WORK TO BE COMPLETED: As the answer, give every line of the records that includes the word "channel".

INFORMATION:
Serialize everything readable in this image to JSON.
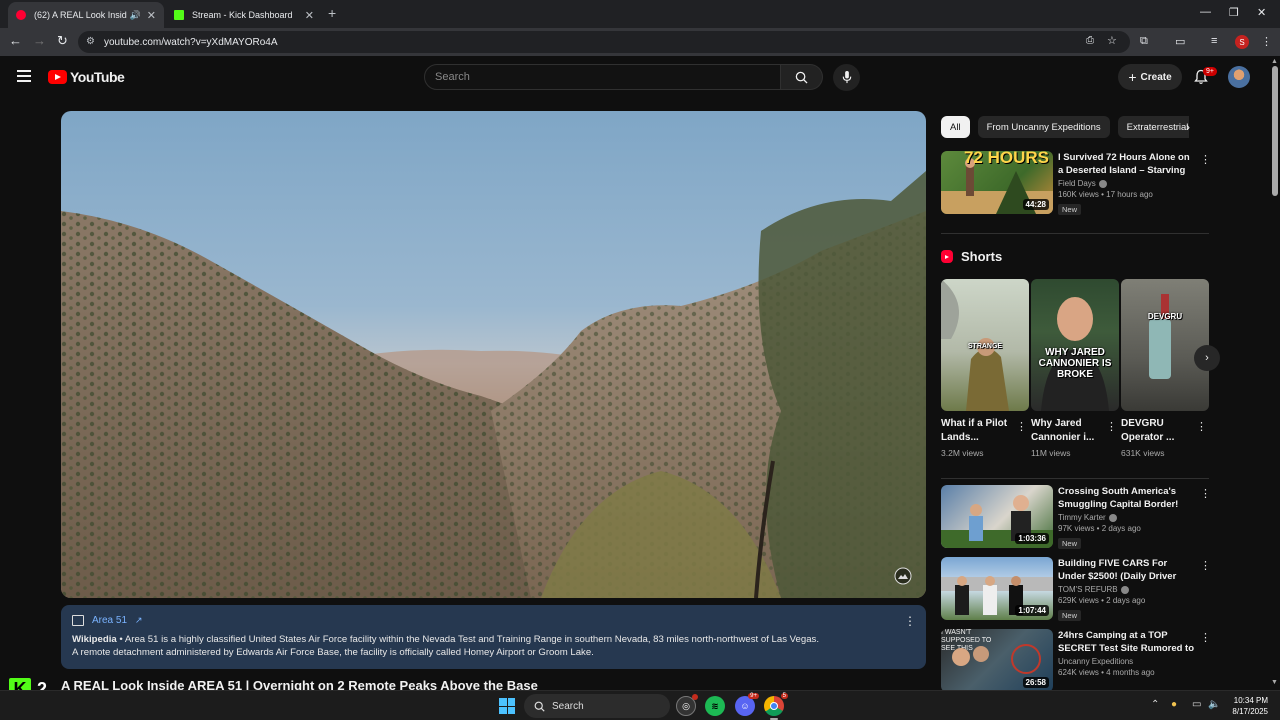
{
  "browser": {
    "tabs": [
      {
        "title": "(62) A REAL Look Inside ARE",
        "active": true,
        "favicon_color": "#ff0033"
      },
      {
        "title": "Stream - Kick Dashboard",
        "active": false,
        "favicon_color": "#53fc18"
      }
    ],
    "url": "youtube.com/watch?v=yXdMAYORo4A",
    "profile_initial": "S"
  },
  "header": {
    "logo_text": "YouTube",
    "search_placeholder": "Search",
    "create_label": "Create",
    "notifications_badge": "9+"
  },
  "info_panel": {
    "topic": "Area 51",
    "source": "Wikipedia",
    "line1": " • Area 51 is a highly classified United States Air Force facility within the Nevada Test and Training Range in southern Nevada, 83 miles north-northwest of Las Vegas.",
    "line2": "A remote detachment administered by Edwards Air Force Base, the facility is officially called Homey Airport or Groom Lake."
  },
  "video_title": "A REAL Look Inside AREA 51 | Overnight on 2 Remote Peaks Above the Base",
  "kick_overlay": {
    "count": "2"
  },
  "chips": [
    "All",
    "From Uncanny Expeditions",
    "Extraterrestrial"
  ],
  "recommendations_top": [
    {
      "title": "I Survived 72 Hours Alone on a Deserted Island – Starving an...",
      "channel": "Field Days",
      "stats": "160K views • 17 hours ago",
      "duration": "44:28",
      "badge": "New",
      "thumb_text": "72 HOURS"
    }
  ],
  "shorts": {
    "heading": "Shorts",
    "items": [
      {
        "title": "What if a Pilot Lands...",
        "views": "3.2M views",
        "overlay": "STRANGE"
      },
      {
        "title": "Why Jared Cannonier i...",
        "views": "11M views",
        "overlay": "WHY JARED CANNONIER IS BROKE"
      },
      {
        "title": "DEVGRU Operator ...",
        "views": "631K views",
        "overlay": "DEVGRU"
      }
    ]
  },
  "recommendations": [
    {
      "title": "Crossing South America's Smuggling Capital Border!",
      "channel": "Timmy Karter",
      "stats": "97K views • 2 days ago",
      "duration": "1:03:36",
      "badge": "New"
    },
    {
      "title": "Building FIVE CARS For Under $2500! (Daily Driver Challenge...",
      "channel": "TOM'S REFURB",
      "stats": "629K views • 2 days ago",
      "duration": "1:07:44",
      "badge": "New"
    },
    {
      "title": "24hrs Camping at a TOP SECRET Test Site Rumored to ...",
      "channel": "Uncanny Expeditions",
      "stats": "624K views • 4 months ago",
      "duration": "26:58",
      "badge": "",
      "thumb_text": "I WASN'T SUPPOSED TO SEE THIS"
    }
  ],
  "taskbar": {
    "search_label": "Search",
    "time": "10:34 PM",
    "date": "8/17/2025",
    "discord_badge": "9+",
    "chrome_badge": "5"
  }
}
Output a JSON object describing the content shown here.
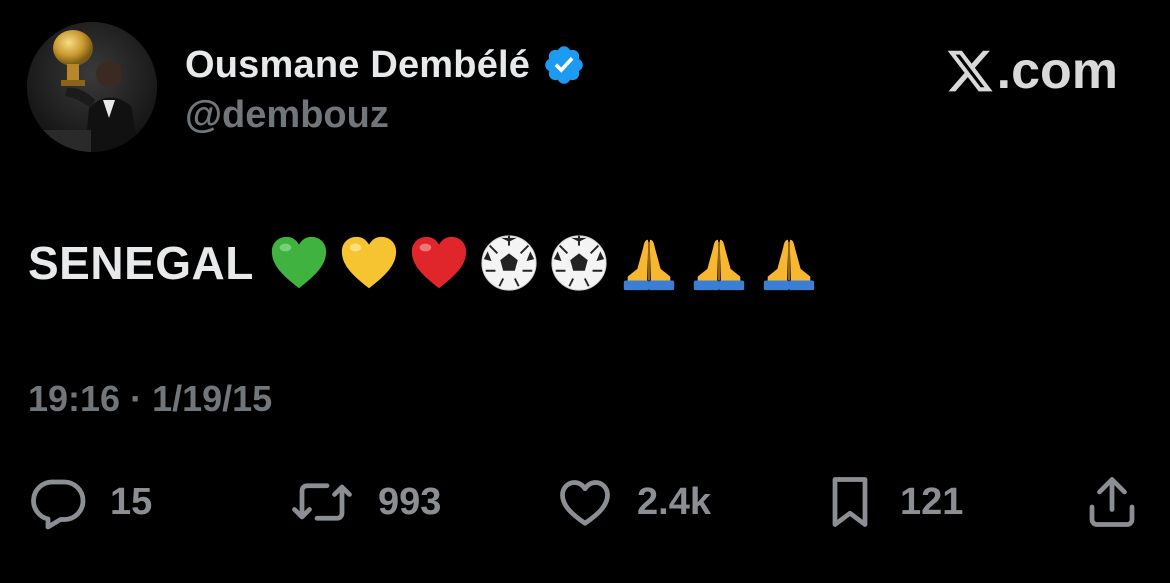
{
  "author": {
    "display_name": "Ousmane Dembélé",
    "handle": "@dembouz",
    "verified": true,
    "avatar": "avatar-photo-trophy"
  },
  "brand": {
    "icon": "x-logo-icon",
    "label": ".com"
  },
  "tweet": {
    "text": "SENEGAL",
    "emojis": [
      "green-heart",
      "yellow-heart",
      "red-heart",
      "soccer-ball",
      "soccer-ball",
      "folded-hands",
      "folded-hands",
      "folded-hands"
    ],
    "timestamp": "19:16 · 1/19/15"
  },
  "actions": {
    "replies": "15",
    "reposts": "993",
    "likes": "2.4k",
    "bookmarks": "121"
  },
  "colors": {
    "background": "#000000",
    "text": "#e7e9ea",
    "muted": "#71767b",
    "verified": "#1d9bf0"
  }
}
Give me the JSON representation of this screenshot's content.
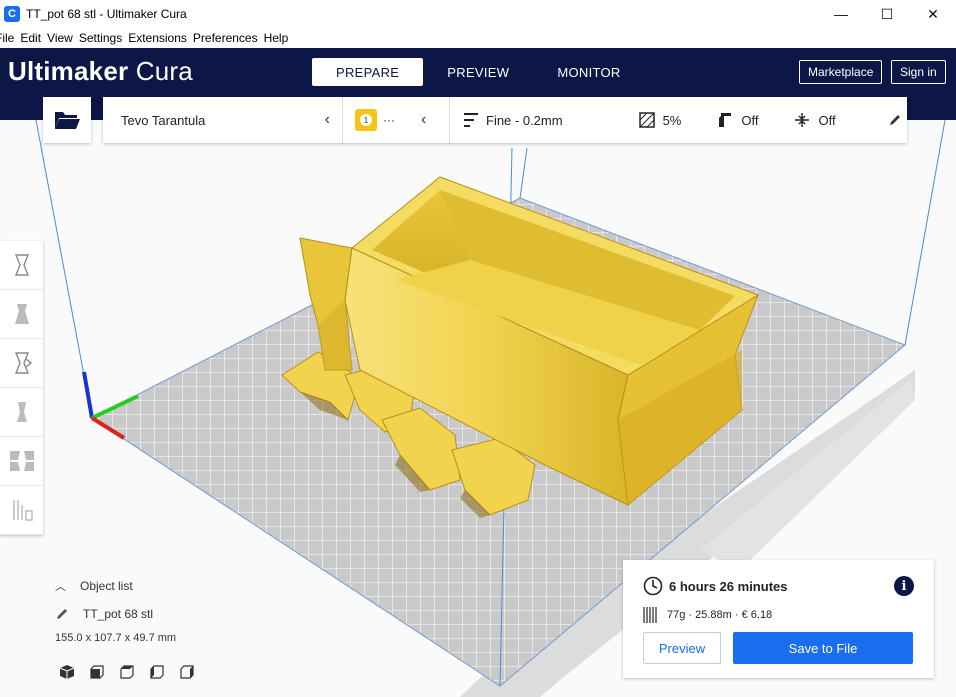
{
  "window": {
    "title": "TT_pot 68  stl - Ultimaker Cura",
    "controls": {
      "minimize": "—",
      "maximize": "☐",
      "close": "✕"
    }
  },
  "menu": [
    "File",
    "Edit",
    "View",
    "Settings",
    "Extensions",
    "Preferences",
    "Help"
  ],
  "header": {
    "brand_bold": "Ultimaker",
    "brand_light": "Cura",
    "tabs": [
      {
        "label": "PREPARE",
        "active": true
      },
      {
        "label": "PREVIEW",
        "active": false
      },
      {
        "label": "MONITOR",
        "active": false
      }
    ],
    "marketplace": "Marketplace",
    "signin": "Sign in"
  },
  "toolbar": {
    "printer": "Tevo Tarantula",
    "extruder_number": "1",
    "extruder_dots": "···",
    "profile": "Fine - 0.2mm",
    "infill": "5%",
    "support": "Off",
    "adhesion": "Off"
  },
  "object_list": {
    "title": "Object list",
    "object_name": "TT_pot 68  stl",
    "dimensions": "155.0 x 107.7 x 49.7 mm"
  },
  "summary": {
    "print_time": "6 hours 26 minutes",
    "material": "77g · 25.88m · € 6.18",
    "preview_button": "Preview",
    "save_button": "Save to File"
  },
  "colors": {
    "header_bg": "#0c1647",
    "accent_blue": "#196ef0",
    "model_yellow": "#f5dc5a",
    "extruder_yellow": "#f3c516",
    "buildplate": "#c7c7c7"
  }
}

ANSWER:
      "channel": "Field Days",
      "channel": "Timmy Karter",
      "channel": "TOM'S REFURB",
      "channel": "Uncanny Expeditions",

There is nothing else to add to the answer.